By Agence France-Presse
Staging the Wuhan Open later this year will send a powerful message about the city’s recovery from coronavirus and have an impact that stretches beyond tennis, the tournament’s co-director told AFP.
The central Chinese city was the original epicenter of the pandemic and nearly 4,000 people died from the disease there before it spread worldwide.
But the annual Wuhan Open is now penciled in for October 19-25 after the WTA (Women’s Tennis Association) this week released its provisional calendar for the rest of the year.
The schedule “is conditioned on several key factors” including player safety, government approvals and relaxation of travel restrictions, the WTA said. At present, most foreign nationals are barred from entering China.
Wuhan Open co-director Brenda Perry told AFP the tournament will not go ahead if overseas players cannot come, and that a final decision will be made around early August.
But she added: “I’m thrilled for all my colleagues and friends in Wuhan, and what this will mean to the city and the people of the city.
“It’s hugely symbolic of overcoming a hugely challenging moment. They went through what seemed to me one of the most stringent lockdowns in the world,” said the 62-year-old, speaking by telephone from Auckland.
“To come through that and then hold an international professional tennis event would be amazing for morale and show the world the great job they’ve done on recovery.”
Last year’s Wuhan Open had a nearly $3 million prize fund and a high-quality field, with world number one Ashleigh Barty losing in the semifinals to eventual champion Aryna Sabalenka of Belarus.
But just a few months later Wuhan’s 11 million people were subjected to a harsh lockdown that lasted 76 days and put the city in the global spotlight for all the wrong reasons.
Perry, a former player who was New Zealand’s number one, hopes that staging the tournament for a seventh year can help change perceptions.
But she can understand why some players may have reservations about signing up for the tournament, even though Wuhan is now largely back to normal.
“We probably need to educate, to be honest, what is the reality in Wuhan compared to other cities around the world,” said Perry, who gave assurances that Wuhan’s tough anti-virus measures have made it a safe place to visit.
“They’ve followed such a stringent lockdown and the recovery process has been so cautious and they still have so many protocols in place.”
“I would be the very first person to put up my hand if I thought it was not safe to be going there,” she added.

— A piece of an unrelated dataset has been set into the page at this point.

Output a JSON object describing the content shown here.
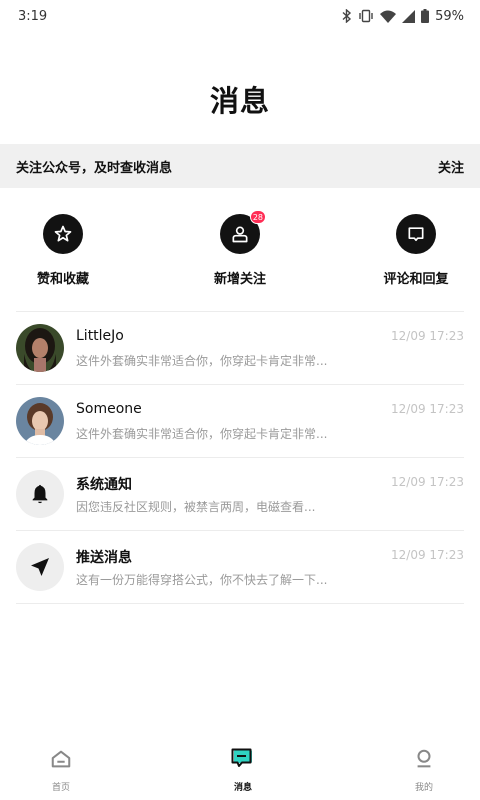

Like other WTA tournaments when the coronavirus-ravaged season resumes, starting at Italy’s Palermo on August 3, Wuhan will have no spectators under current guidelines.
Significant hurdles still lie ahead if Wuhan is to see tennis in October.
China is now experiencing a fresh outbreak of infections in Beijing and the ATP Japan Open scheduled for October was cancelled on Thursday over fears of a second wave.
As part of measures to prevent imported coronavirus cases, China has indefinitely closed its borders to most foreigners. International air travel is also badly disrupted.
For all tournaments, from Wuhan to Roland Garros and the US Open, officials are keeping their fingers crossed.
“The tournament is four months from now and if you think back four months, to February, and what has changed and happened for better and worse round the world,” said Perry.
“Four months is still a long time for things to change and know what’s going to happen.”